The following is an excerpt from Holding On: African American Women Surviving HIV/AIDS (June 2016) by Alyson O’Daniel.
Hidden in Plain Sight
In 2009 I sat with Lady E. in an HIV/AIDS service organization’s conference room as she described a recent relapse in her recovery from drug addiction. Her hands shook as we talked, perhaps as a result of withdrawal but certainly as an effect of the fear she felt concerning her health and well-being. “I lost my apartment and missed my opportunity for Section 8. I smoked up all of my Social Security back pay. I was smoking day and night. I was defecating and vomiting. I had smoked so much quality cocaine that it had stripped the membranes in my mouth. So I couldn’t eat. My throat didn’t work. I went nine days with no food. I could put the food in my mouth and chew it up, but I didn’t have enough juices to swallow it. I know all of this was because I was having a pity party.”
As Lady E. recounted the details of her two-week crack binge, I began to wonder how a woman so intimately connected to the local system of public health care could slip through the cracks as quickly as she did. I wondered, too, what it meant that Lady E. considered her relapse as a personal failure. After spending more than a year in the low-income communities of Midway, North Carolina, I knew well the strategies that drug dealers used when looking to hold their consumers captive. Offering a “free taste” had proven particularly effective for sabotaging an overstressed and underserved HIV-positive woman’s recovery plans. I also knew that Section 8 housing was indeed a scarce resource that many women, whose daily life realities were incompatible with policy-mandated eligibility procedures, lost. Still I was surprised that Lady E. had stumbled on what she described as “the path to wellness.”
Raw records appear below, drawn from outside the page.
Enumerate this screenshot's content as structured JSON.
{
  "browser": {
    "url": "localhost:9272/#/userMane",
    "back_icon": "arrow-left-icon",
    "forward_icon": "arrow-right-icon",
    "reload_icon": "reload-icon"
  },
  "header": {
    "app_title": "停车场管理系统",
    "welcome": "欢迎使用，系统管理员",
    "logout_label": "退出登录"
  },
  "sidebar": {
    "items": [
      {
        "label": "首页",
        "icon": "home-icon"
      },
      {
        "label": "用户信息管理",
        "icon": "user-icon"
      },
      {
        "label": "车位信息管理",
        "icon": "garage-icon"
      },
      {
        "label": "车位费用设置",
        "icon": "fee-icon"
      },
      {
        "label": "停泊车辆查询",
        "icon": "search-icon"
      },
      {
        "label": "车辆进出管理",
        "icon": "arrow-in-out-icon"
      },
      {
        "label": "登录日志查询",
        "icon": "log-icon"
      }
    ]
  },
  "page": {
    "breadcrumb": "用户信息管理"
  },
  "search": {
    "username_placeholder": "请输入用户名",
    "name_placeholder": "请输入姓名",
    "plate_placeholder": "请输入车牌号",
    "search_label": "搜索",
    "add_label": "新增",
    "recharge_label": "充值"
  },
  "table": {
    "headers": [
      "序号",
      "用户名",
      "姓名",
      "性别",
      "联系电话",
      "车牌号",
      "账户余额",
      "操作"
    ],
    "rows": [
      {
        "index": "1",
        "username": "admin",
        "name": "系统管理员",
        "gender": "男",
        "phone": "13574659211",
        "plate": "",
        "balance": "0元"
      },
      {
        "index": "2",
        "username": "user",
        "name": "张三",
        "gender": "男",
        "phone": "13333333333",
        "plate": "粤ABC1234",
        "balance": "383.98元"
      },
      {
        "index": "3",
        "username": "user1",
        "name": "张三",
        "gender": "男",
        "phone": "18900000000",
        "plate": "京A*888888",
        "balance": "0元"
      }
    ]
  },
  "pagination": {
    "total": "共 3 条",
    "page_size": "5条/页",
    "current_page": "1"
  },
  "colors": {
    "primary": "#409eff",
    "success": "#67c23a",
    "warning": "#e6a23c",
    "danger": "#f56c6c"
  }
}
Over the course of sixteen months, Lady E. had made dramatic changes to her life with the help of newly defined, federally funded HIV/AIDS care and related US Department of Health and Human Services programs. In the fall of 2007 local care programs began implementing new policy pronouncements associated with the 2006 Treatment Modernization Act (TMA). Increased funding for the state of North Carolina had translated into a slate of new programmatic services and information-sharing networks aimed at meeting the “comprehensive and intensive” needs of HIV-positive individuals. Like all of the women in this study, Lady E. was quickly integrated into a burgeoning system of care. She began attending daily substance abuse support classes, was enrolled and participated in mental health services, saw an internal medicine physician regularly, utilized nonmedical case management services, and frequently drew from the myriad financial and in-kind resources available at Health Partnership, the local federally funded HIV/AIDS service organization in Midway. With the help of these new health care programs, she saw steady improvements in her health, including her HIV disease, diabetes, and symptoms of heart disease. When I last left Midway in November 2008, Lady E. was well on her way to realizing her goals of long-term sobriety, Section 8 housing, and improved quality of life. Not seven months later, she had again hit “rock bottom.” All one could do, Lady E. later told me, was to “survive by holding on to the truth of your life.”
Lady E. often talked about the truth of life as though it were self-evident. She once told me in a conversation about women and aids, “This is the truth of your life: take the medication or don’t.” Initially I thought the meaning of her statement was simple. Her “truth,” as I understood it, ultimately lay in recognizing her potential vulnerability to HIV-related mortality. It wasn’t until much later that I realized the truth also referred to a need to demonstrate personal responsibility for health in a cultural context fraught with concerns over deservedness and moral belonging. Public HIV/AIDS care use, to put it bluntly, had become enmeshed with moral values and sentiments prioritizing individualism, self-help, and self-sufficiency. I soon learned that the truth involved with deciding to “take the medicine or don’t” referred to processes of blame and conditions of survival much broader than the scope of an individual woman’s mortality. In that statement Lady E. had laid bare for me an unarticulated social site structuring the lives of HIV-positive African American women using federally funded HIV/AIDS care services. No longer a cultural construction “hidden in plain sight” (Di Leonardo 1998, 10; Martin 2012, 25), survival suddenly seemed open for exploration as a paradoxical and historically contingent process wherein cultural and political economic forces met.